As our machining geometry gets more complicated, Autodesk® Fusion 360™ is up to the task! With a host of standard and adaptive toolpaths we can rapidly remove material from even the most complicated 3d parts. In this course, we explore how to rough and finish geometry that requires tool motion in X, Y, and Z simultaneously, learning how to finish even the finest of details. We’ll wrap up this course by creating a full CNC program for a part, simulating it, and exporting it to G-code.

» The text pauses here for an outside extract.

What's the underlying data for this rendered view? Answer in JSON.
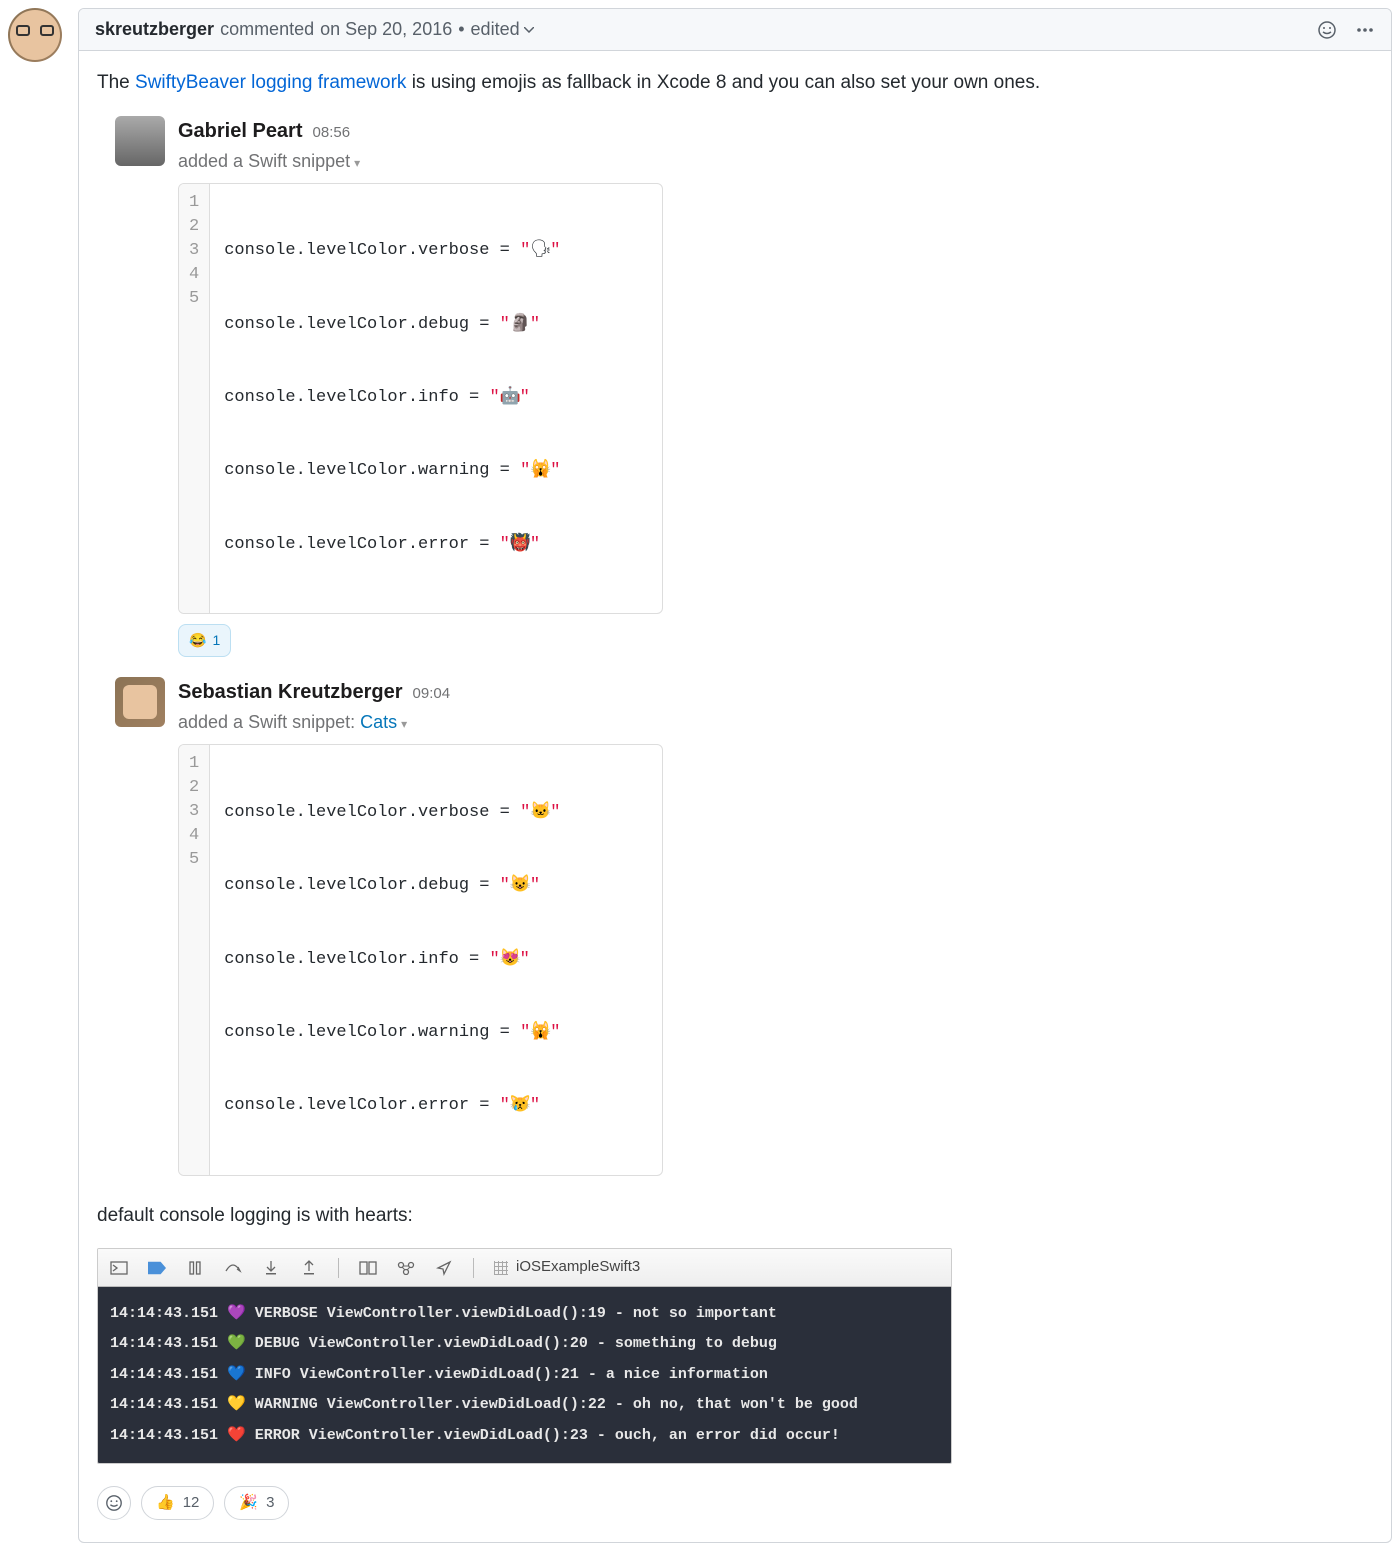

Want to take your learning to the next level? Complete the Autodesk CAD/CAM for Manufacturing Specialization, and you’ll unlock an additional Autodesk Credential as further recognition of your success! The Autodesk Credential comes with a digital badge and certificate, which you can add to your resume and share on social media platforms like LinkedIn, Facebook, and Twitter. Sharing your Autodesk Credential can signal to hiring managers that you’ve got the right skills for the job and you’re up on the latest industry trends like generative design.
Enroll in the Specialization here: https://www.coursera.org/specializations/autodesk-cad-cam-manufacturing

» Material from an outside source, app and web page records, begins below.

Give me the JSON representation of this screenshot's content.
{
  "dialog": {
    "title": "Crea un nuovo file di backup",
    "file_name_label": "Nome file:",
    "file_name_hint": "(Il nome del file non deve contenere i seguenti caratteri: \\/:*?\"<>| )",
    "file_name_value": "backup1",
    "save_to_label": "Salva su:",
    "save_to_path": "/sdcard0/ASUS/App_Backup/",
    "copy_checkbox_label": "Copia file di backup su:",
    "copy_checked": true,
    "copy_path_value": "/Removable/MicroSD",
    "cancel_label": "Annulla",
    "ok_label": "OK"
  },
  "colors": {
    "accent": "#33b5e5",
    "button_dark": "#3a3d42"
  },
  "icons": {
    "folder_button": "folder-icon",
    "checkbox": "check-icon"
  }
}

Basics of 3-axis pocketing
In Week 1, we’ll expand our knowledge of machining pocket geometry by learning about some clearing toolpaths and how to apply them to open and closed pockets.
Understanding and Applying Adaptive Toolpaths
In Week 2, we’ll identify and explore adaptive toolpaths. Focusing on the differences between a traditional and adaptive toolpath, why it matters, and where we can apply them.
Creating Fine Detail Finishing Toolpaths
In Week 3, we’ll focus on fine detail toolpaths and finishing areas where material has been left behind. Unlike rest machining roughed in geometry, finish toolpaths are used to create the final surfaces we see on finished parts. From simply cleaning up vertical walls to using micro motions to get the perfect finish we’ll explore them all.
Creating a Complete CNC Program
In Week 4, we’ll combine all the knowledge so far to set up, program, and output G code for a complex part. Utilizing facing, roughing, and finishing toolpaths specific to our complex geometry we’ll step through a part, identify a strategy, and create a complete CNC program.